== DATA UNDER STUDY ==

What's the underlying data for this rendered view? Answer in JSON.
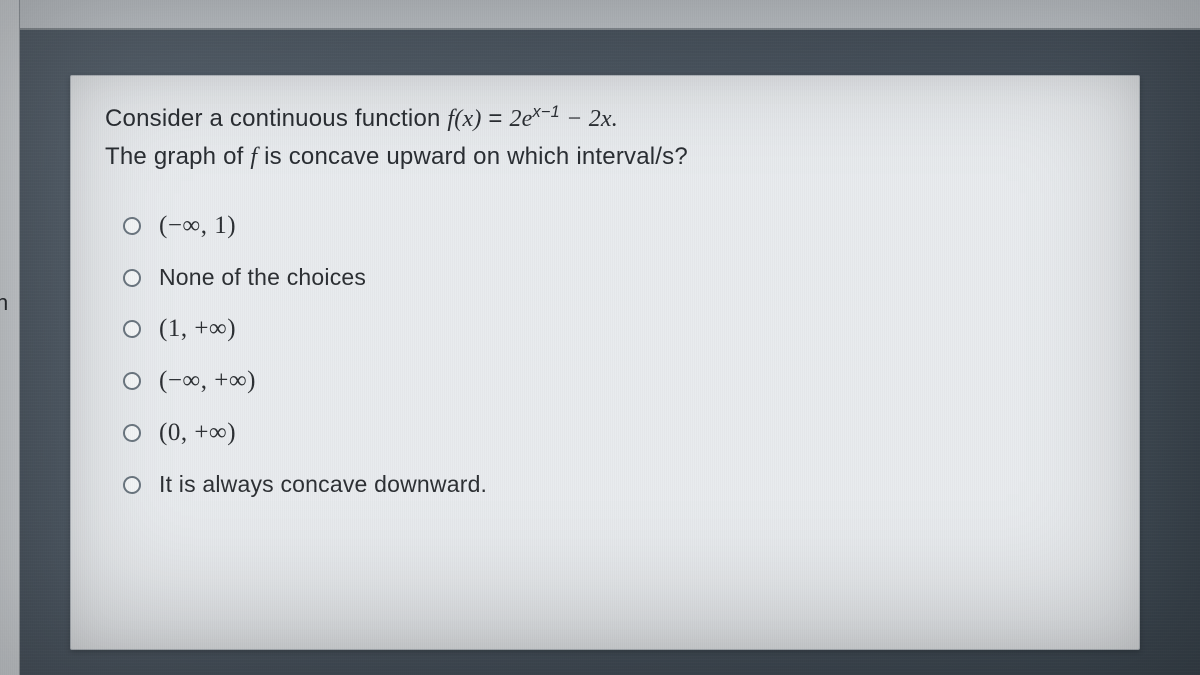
{
  "left_edge_letter": "n",
  "question": {
    "line1_prefix": "Consider a continuous function ",
    "func_lhs": "f(x)",
    "eq": " = ",
    "rhs_a": "2e",
    "rhs_exp": "x−1",
    "rhs_b": " − 2x.",
    "line2_prefix": "The graph of ",
    "line2_f": "f",
    "line2_suffix": " is concave upward on which interval/s?"
  },
  "choices": [
    {
      "type": "math",
      "label": "(−∞, 1)"
    },
    {
      "type": "text",
      "label": "None of the choices"
    },
    {
      "type": "math",
      "label": "(1, +∞)"
    },
    {
      "type": "math",
      "label": "(−∞, +∞)"
    },
    {
      "type": "math",
      "label": "(0, +∞)"
    },
    {
      "type": "text",
      "label": "It is always concave downward."
    }
  ]
}
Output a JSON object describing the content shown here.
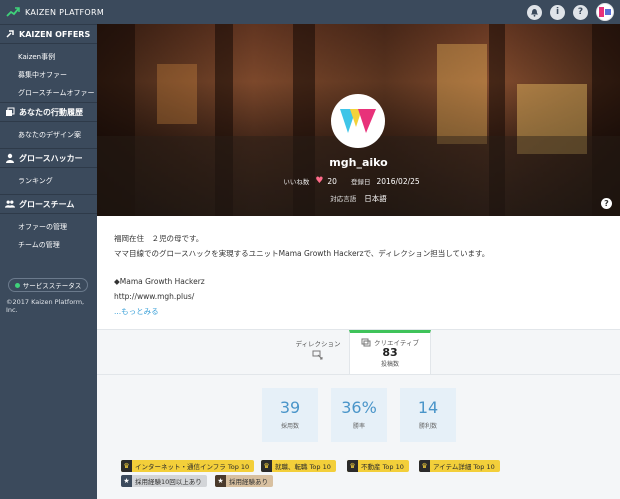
{
  "brand": {
    "name": "KAIZEN PLATFORM"
  },
  "sidebar": {
    "sections": [
      {
        "title": "KAIZEN OFFERS",
        "icon": "kaizen-arrow-icon",
        "items": [
          "Kaizen事例",
          "募集中オファー",
          "グロースチームオファー"
        ]
      },
      {
        "title": "あなたの行動履歴",
        "icon": "history-icon",
        "items": [
          "あなたのデザイン案"
        ]
      },
      {
        "title": "グロースハッカー",
        "icon": "user-icon",
        "items": [
          "ランキング"
        ]
      },
      {
        "title": "グロースチーム",
        "icon": "team-icon",
        "items": [
          "オファーの管理",
          "チームの管理"
        ]
      }
    ],
    "service_status": "サービスステータス",
    "copyright": "©2017 Kaizen Platform, Inc."
  },
  "profile": {
    "username": "mgh_aiko",
    "likes_label": "いいね数",
    "likes": "20",
    "registered_label": "登録日",
    "registered": "2016/02/25",
    "language_label": "対応言語",
    "language": "日本語"
  },
  "bio": {
    "line1": "福岡在住　２児の母です。",
    "line2": "ママ目線でのグロースハックを実現するユニットMama Growth Hackerzで、ディレクション担当しています。",
    "line3": "◆Mama Growth Hackerz",
    "line4": "http://www.mgh.plus/",
    "more": "...もっとみる"
  },
  "tabs": {
    "direction": "ディレクション",
    "creative": "クリエイティブ",
    "creative_count": "83",
    "creative_sub": "投稿数"
  },
  "stats": [
    {
      "value": "39",
      "label": "採用数"
    },
    {
      "value": "36%",
      "label": "勝率"
    },
    {
      "value": "14",
      "label": "勝利数"
    }
  ],
  "badges": [
    "インターネット・通信インフラ Top 10",
    "就職、転職 Top 10",
    "不動産 Top 10",
    "アイテム詳細 Top 10",
    "採用経験10回以上あり",
    "採用経験あり"
  ],
  "colors": {
    "sidebar": "#3b4a5c",
    "accent_green": "#3fc35a",
    "stat_blue": "#4a95c9",
    "badge_gold": "#f3cf3a"
  }
}
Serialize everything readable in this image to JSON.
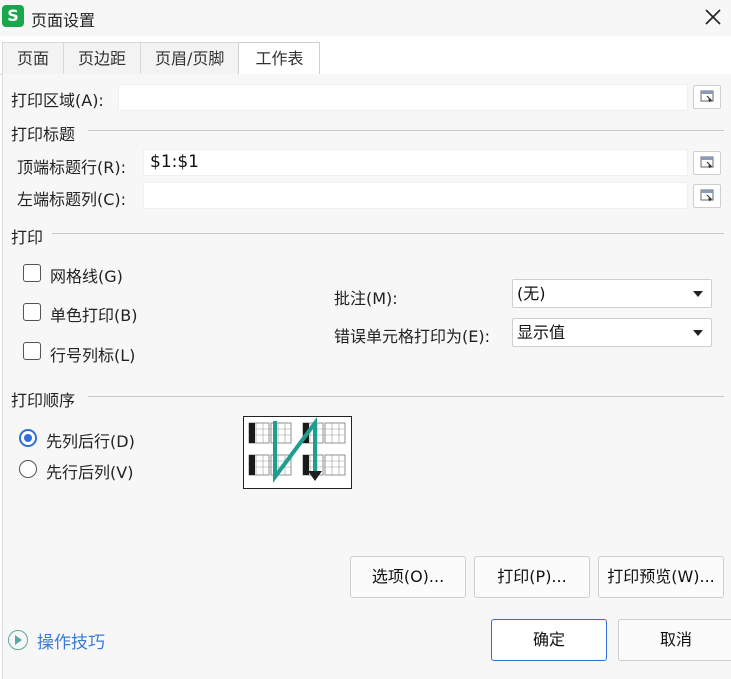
{
  "window": {
    "title": "页面设置",
    "app_icon_letter": "S"
  },
  "tabs": [
    {
      "label": "页面"
    },
    {
      "label": "页边距"
    },
    {
      "label": "页眉/页脚"
    },
    {
      "label": "工作表"
    }
  ],
  "print_area": {
    "label": "打印区域(A):",
    "value": ""
  },
  "print_titles": {
    "section": "打印标题",
    "top_rows": {
      "label": "顶端标题行(R):",
      "value": "$1:$1"
    },
    "left_cols": {
      "label": "左端标题列(C):",
      "value": ""
    }
  },
  "print": {
    "section": "打印",
    "gridlines": {
      "label": "网格线(G)",
      "checked": false
    },
    "mono": {
      "label": "单色打印(B)",
      "checked": false
    },
    "row_col_headers": {
      "label": "行号列标(L)",
      "checked": false
    },
    "comments": {
      "label": "批注(M):",
      "value": "(无)"
    },
    "errors": {
      "label": "错误单元格打印为(E):",
      "value": "显示值"
    }
  },
  "print_order": {
    "section": "打印顺序",
    "down_then_over": {
      "label": "先列后行(D)",
      "selected": true
    },
    "over_then_down": {
      "label": "先行后列(V)",
      "selected": false
    }
  },
  "buttons": {
    "options": "选项(O)...",
    "print": "打印(P)...",
    "preview": "打印预览(W)...",
    "ok": "确定",
    "cancel": "取消"
  },
  "tips": {
    "label": "操作技巧"
  },
  "colors": {
    "accent": "#2f6fd6",
    "app_green": "#1aa64a",
    "link": "#3a7bd5",
    "order_arrow": "#1f9e8f"
  }
}
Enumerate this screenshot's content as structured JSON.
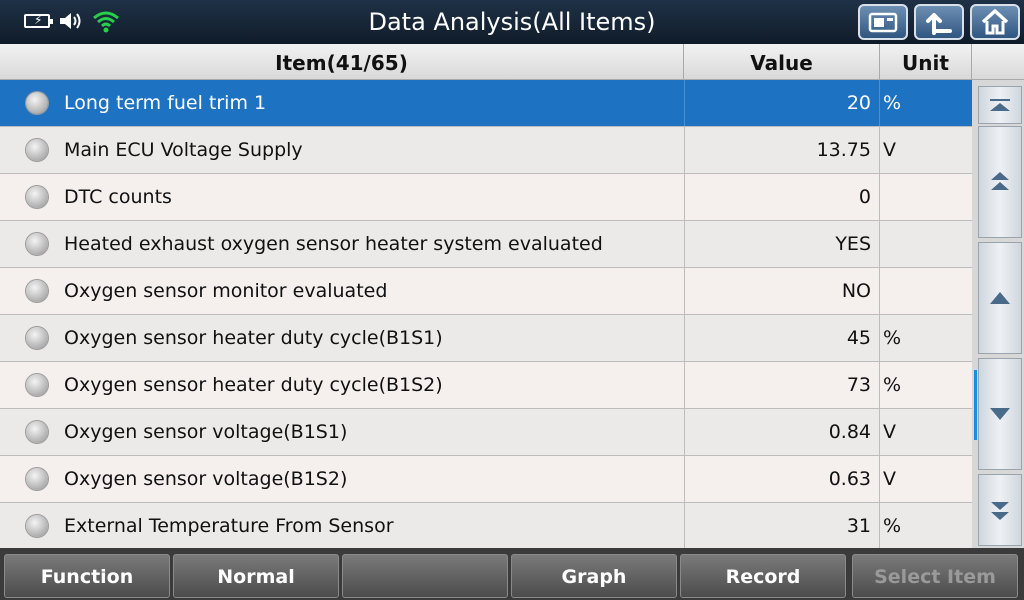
{
  "header": {
    "title": "Data Analysis(All Items)"
  },
  "status_icons": [
    "battery-icon",
    "speaker-icon",
    "wifi-icon"
  ],
  "toolbar_icons": [
    "screenshot-icon",
    "back-arrow-icon",
    "home-icon"
  ],
  "table": {
    "columns": [
      "Item(41/65)",
      "Value",
      "Unit"
    ],
    "rows": [
      {
        "name": "Long term fuel trim 1",
        "value": "20",
        "unit": "%"
      },
      {
        "name": "Main ECU Voltage Supply",
        "value": "13.75",
        "unit": "V"
      },
      {
        "name": "DTC counts",
        "value": "0",
        "unit": ""
      },
      {
        "name": "Heated exhaust oxygen sensor heater system evaluated",
        "value": "YES",
        "unit": ""
      },
      {
        "name": "Oxygen sensor monitor evaluated",
        "value": "NO",
        "unit": ""
      },
      {
        "name": "Oxygen sensor heater duty cycle(B1S1)",
        "value": "45",
        "unit": "%"
      },
      {
        "name": "Oxygen sensor heater duty cycle(B1S2)",
        "value": "73",
        "unit": "%"
      },
      {
        "name": "Oxygen sensor voltage(B1S1)",
        "value": "0.84",
        "unit": "V"
      },
      {
        "name": "Oxygen sensor voltage(B1S2)",
        "value": "0.63",
        "unit": "V"
      },
      {
        "name": "External Temperature From Sensor",
        "value": "31",
        "unit": "%"
      }
    ]
  },
  "bottom": {
    "function": "Function",
    "normal": "Normal",
    "blank": "",
    "graph": "Graph",
    "record": "Record",
    "select_item": "Select Item"
  },
  "colors": {
    "selected_row": "#1e72c2",
    "scroll_thumb": "#1a8fe0"
  }
}
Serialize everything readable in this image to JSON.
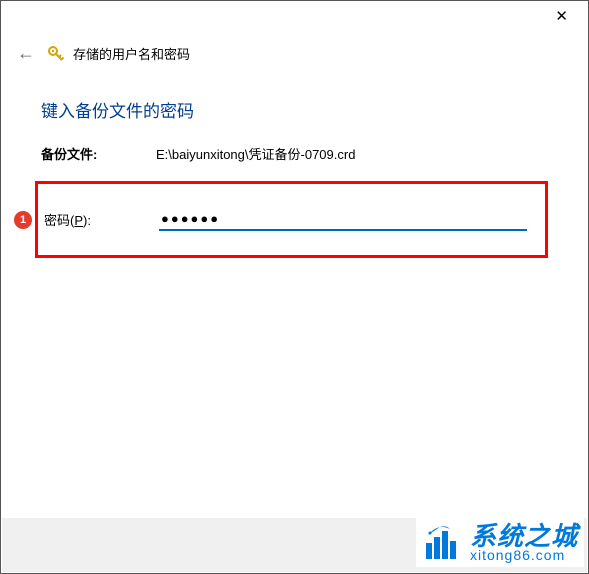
{
  "titlebar": {
    "close": "✕"
  },
  "header": {
    "title": "存储的用户名和密码"
  },
  "content": {
    "instruction": "键入备份文件的密码",
    "backup_label": "备份文件:",
    "backup_path": "E:\\baiyunxitong\\凭证备份-0709.crd",
    "password_label_prefix": "密码(",
    "password_label_key": "P",
    "password_label_suffix": "):",
    "password_value": "●●●●●●"
  },
  "marker": {
    "number": "1"
  },
  "watermark": {
    "main": "系统之城",
    "url": "xitong86.com"
  }
}
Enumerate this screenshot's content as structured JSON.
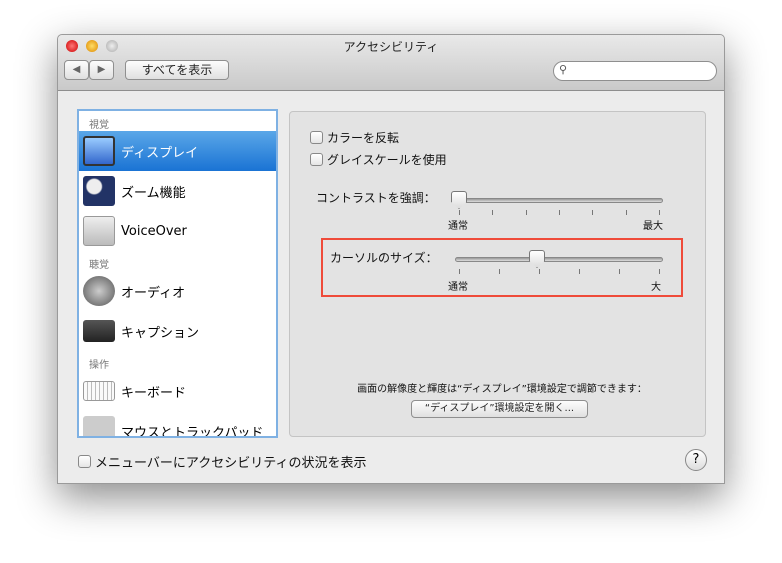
{
  "window": {
    "title": "アクセシビリティ"
  },
  "toolbar": {
    "back": "◀",
    "forward": "▶",
    "show_all": "すべてを表示",
    "search_placeholder": ""
  },
  "sidebar": {
    "groups": [
      {
        "header": "視覚",
        "items": [
          {
            "label": "ディスプレイ",
            "selected": true
          },
          {
            "label": "ズーム機能"
          },
          {
            "label": "VoiceOver"
          }
        ]
      },
      {
        "header": "聴覚",
        "items": [
          {
            "label": "オーディオ"
          },
          {
            "label": "キャプション"
          }
        ]
      },
      {
        "header": "操作",
        "items": [
          {
            "label": "キーボード"
          },
          {
            "label": "マウスとトラックパッド"
          }
        ]
      }
    ]
  },
  "display": {
    "invert_colors": "カラーを反転",
    "grayscale": "グレイスケールを使用",
    "contrast": {
      "label": "コントラストを強調：",
      "min": "通常",
      "max": "最大",
      "value": 0
    },
    "cursor": {
      "label": "カーソルのサイズ：",
      "min": "通常",
      "max": "大",
      "value": 0.39
    },
    "note": "画面の解像度と輝度は“ディスプレイ”環境設定で調節できます：",
    "open_display": "“ディスプレイ”環境設定を開く..."
  },
  "footer": {
    "show_menu": "メニューバーにアクセシビリティの状況を表示",
    "help": "?"
  }
}
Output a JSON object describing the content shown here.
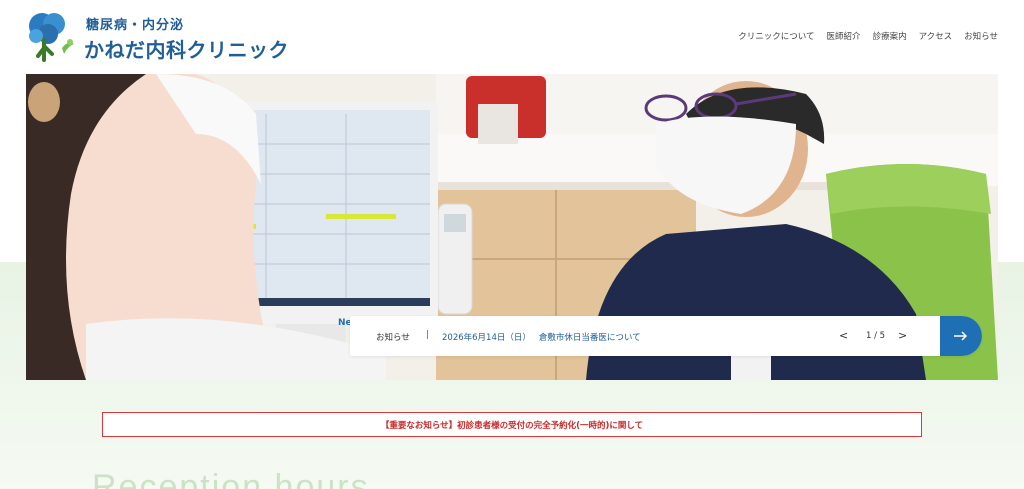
{
  "header": {
    "logo_subtitle": "糖尿病・内分泌",
    "logo_title": "かねだ内科クリニック",
    "nav": [
      {
        "label": "クリニックについて"
      },
      {
        "label": "医師紹介"
      },
      {
        "label": "診療案内"
      },
      {
        "label": "アクセス"
      },
      {
        "label": "お知らせ"
      }
    ]
  },
  "news": {
    "tag": "News",
    "label": "お知らせ",
    "separator": "|",
    "date": "2026年6月14日（日）",
    "headline": "倉敷市休日当番医について",
    "prev": "<",
    "page": "1 / 5",
    "next": ">"
  },
  "notice": {
    "text": "【重要なお知らせ】初診患者様の受付の完全予約化(一時的)に関して"
  },
  "section": {
    "heading": "Reception hours"
  },
  "colors": {
    "brand_blue": "#1f5e97",
    "accent_blue": "#1f6fb4",
    "notice_red": "#c92a2a",
    "bg_green": "#e8f3e4"
  },
  "icons": {
    "logo": "tree-logo-icon",
    "news_go": "arrow-right-icon"
  }
}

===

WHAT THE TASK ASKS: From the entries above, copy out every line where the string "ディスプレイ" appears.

SOLUTION FOR THIS TASK:
            "label": "ディスプレイ",
    "note": "画面の解像度と輝度は“ディスプレイ”環境設定で調節できます：",
    "open_display": "“ディスプレイ”環境設定を開く..."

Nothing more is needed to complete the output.